Medicaid. Although indicating skepticism that the plaintiff could recover

damages for those amounts which providers had written-off, the court found that

the evidence would be relevant even if the written-off portions of the bills

were not recoverable, holding:

While the amounts of disallowed medical expenses are not relevant to prove

damages for past medical loss, it does not follow that the evidence of medical

expenses is irrelevant for all purposes. For instance, Chapman says evidence of

total medical bills is admissible “to show the jury the severity and the extent

of her injuries.” Br. in Opp. at 3. I agree. Even if medical expenses were

disallowed by medicaid, the documentation for such expenses presumably lists the

medical procedures and treatments dispensed. They may bear on the necessity of

future needs and provide a foundation for a life care plan. They are relevant to

prove the nature and extent of Chapman’s injuries. Evidence of cost for the

complete range of treatment and care dispensed in past medical treatment may be

relevant to future medical care and expenses required.

Accordingly, Mazda’s motion is DENIED.

Id. at 1125(emphasis added).

Other cases recognizing that the amount of a plaintiff’s medical bills is

relevant to the plaintiff’s pain and suffering include Mascarenas v. Gonzalez,

497 P.2d 751 (N.M. App. 1972); Melaver v. Garis, 138 S. E. 2d 435 (Ga. App.


Defense attorneys know that juries can better understand the true extent of a

plaintiff’s condition, and more accurately award damages for pain and suffering

and other intangible elements, if they hear about the full amount of medical

expenses necessitated by their clients’ conduct, so their motive in making such

motions in limine is not just to reduce the risk of an award of non-recoverable

amounts of damages. They employ a strategy of trying to keep such evidence away

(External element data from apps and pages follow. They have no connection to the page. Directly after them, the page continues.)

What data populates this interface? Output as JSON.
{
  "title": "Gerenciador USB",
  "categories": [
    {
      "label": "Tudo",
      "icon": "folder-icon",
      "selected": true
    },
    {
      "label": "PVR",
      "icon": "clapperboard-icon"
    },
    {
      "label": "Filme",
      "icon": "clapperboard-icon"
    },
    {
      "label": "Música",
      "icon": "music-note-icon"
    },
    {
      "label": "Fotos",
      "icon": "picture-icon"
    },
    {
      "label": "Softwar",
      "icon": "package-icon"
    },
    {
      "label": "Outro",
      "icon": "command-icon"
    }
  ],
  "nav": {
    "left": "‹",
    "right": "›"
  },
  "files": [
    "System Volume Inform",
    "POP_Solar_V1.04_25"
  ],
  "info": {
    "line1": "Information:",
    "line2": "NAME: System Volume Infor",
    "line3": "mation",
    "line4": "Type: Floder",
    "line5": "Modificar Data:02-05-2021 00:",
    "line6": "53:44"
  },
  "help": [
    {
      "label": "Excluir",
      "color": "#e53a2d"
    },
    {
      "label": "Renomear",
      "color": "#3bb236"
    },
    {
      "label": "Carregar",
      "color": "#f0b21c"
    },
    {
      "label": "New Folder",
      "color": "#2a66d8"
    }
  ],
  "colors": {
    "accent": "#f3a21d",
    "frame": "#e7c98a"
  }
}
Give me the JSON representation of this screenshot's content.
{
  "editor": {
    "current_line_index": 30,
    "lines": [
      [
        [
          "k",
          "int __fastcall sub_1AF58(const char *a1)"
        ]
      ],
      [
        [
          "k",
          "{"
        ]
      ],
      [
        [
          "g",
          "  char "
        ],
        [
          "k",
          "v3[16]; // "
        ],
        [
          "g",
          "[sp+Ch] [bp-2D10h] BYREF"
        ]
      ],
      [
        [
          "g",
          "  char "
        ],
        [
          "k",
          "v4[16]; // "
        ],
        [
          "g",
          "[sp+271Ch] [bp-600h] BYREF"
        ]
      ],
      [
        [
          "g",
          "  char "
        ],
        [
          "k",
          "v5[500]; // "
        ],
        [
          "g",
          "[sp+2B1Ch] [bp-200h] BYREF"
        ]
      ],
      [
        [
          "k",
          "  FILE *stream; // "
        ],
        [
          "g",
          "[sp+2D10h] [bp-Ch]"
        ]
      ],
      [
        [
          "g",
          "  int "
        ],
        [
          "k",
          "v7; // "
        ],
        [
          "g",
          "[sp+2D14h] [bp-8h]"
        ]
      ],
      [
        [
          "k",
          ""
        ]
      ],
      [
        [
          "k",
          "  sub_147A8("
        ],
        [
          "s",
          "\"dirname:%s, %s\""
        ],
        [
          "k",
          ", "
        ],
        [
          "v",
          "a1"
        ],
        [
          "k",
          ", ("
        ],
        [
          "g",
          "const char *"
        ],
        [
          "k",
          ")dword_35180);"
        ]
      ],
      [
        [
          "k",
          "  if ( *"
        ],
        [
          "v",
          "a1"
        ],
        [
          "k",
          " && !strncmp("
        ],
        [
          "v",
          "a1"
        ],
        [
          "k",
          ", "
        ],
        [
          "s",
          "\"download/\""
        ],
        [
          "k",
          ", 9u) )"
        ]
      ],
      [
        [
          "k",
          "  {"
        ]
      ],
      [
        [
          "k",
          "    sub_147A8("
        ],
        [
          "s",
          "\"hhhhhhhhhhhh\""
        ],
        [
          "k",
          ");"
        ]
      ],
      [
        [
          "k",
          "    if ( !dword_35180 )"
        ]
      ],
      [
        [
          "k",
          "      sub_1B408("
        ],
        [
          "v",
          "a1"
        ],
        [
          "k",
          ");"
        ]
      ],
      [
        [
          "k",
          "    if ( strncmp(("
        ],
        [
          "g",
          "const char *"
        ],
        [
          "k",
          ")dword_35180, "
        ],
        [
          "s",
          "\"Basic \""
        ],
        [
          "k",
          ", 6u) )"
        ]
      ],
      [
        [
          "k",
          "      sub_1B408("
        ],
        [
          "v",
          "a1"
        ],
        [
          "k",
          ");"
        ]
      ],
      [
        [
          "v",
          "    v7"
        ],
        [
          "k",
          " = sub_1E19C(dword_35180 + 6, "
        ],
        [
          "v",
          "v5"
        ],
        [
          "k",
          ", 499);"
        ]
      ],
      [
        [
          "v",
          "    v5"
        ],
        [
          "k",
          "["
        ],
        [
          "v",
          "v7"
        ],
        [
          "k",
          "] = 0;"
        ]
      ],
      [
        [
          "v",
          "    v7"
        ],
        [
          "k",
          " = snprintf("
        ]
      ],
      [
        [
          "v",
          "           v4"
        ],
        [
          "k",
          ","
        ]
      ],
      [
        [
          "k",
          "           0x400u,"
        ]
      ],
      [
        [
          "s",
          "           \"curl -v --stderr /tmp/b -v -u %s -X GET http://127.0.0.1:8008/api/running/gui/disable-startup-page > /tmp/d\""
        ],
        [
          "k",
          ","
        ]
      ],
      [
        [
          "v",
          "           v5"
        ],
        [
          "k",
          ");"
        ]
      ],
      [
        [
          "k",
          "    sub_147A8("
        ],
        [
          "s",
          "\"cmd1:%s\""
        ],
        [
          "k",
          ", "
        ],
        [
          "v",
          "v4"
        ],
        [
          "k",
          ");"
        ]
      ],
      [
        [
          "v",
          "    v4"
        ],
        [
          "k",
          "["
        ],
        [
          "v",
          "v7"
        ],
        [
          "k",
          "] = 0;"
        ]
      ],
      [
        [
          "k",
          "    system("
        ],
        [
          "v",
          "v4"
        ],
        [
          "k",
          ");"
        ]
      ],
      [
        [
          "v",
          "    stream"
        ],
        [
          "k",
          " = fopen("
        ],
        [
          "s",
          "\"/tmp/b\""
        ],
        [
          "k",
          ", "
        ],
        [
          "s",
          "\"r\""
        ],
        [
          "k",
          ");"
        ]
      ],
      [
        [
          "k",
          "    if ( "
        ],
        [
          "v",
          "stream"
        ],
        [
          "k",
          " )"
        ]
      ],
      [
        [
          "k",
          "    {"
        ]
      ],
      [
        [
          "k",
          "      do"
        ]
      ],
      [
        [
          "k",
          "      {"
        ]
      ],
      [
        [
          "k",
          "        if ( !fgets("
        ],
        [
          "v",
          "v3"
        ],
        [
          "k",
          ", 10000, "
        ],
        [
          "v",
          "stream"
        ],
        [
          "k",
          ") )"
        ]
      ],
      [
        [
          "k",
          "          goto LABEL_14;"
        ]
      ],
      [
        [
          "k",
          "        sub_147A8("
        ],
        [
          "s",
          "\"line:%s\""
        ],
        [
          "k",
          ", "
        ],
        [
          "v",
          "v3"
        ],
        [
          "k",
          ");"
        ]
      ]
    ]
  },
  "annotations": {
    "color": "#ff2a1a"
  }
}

from the jury in order to unfairly reduce the recoverable damages. See Lee,

Reasonable Medical Treatment Means Actual Cost (Summer 2002) 17 Defense Comment

14 (suggesting tort defense attorneys can achieve a reduction of both special

and general damages by limiting plaintiffs to proof of actual medical costs).

Don’t let them keep up this strategy of deception!

F. Conclusion:

Defendants should not be permitted to deceive the jury by keeping out evidence

of the true amount of damages caused by their negligence, and should not receive

a windfall from fortuitous circumstances under which healthcare providers’bills

are reduced. In the absence of some special statutory limitation upon damages

such as that under the Wrongful Death Act, tortfeasors should be obligated to

pay the full measure of damages for medical expenses resulting from their

negligence, and the jury should be permitted to consider the full amount of

those expenses on the question of the plaintiffs’ future economic damages and

past pain and suffering.


Keep tryin’!

Roy #2

1Under Florida’s collateral source statute, there is no reduction in the amount

to be awarded by the jury as a result of the fact that a Florida plaintiff is a

recipient of Medicare of Medicaid. § 768.76(2)(b), Fla. Stat. (2002).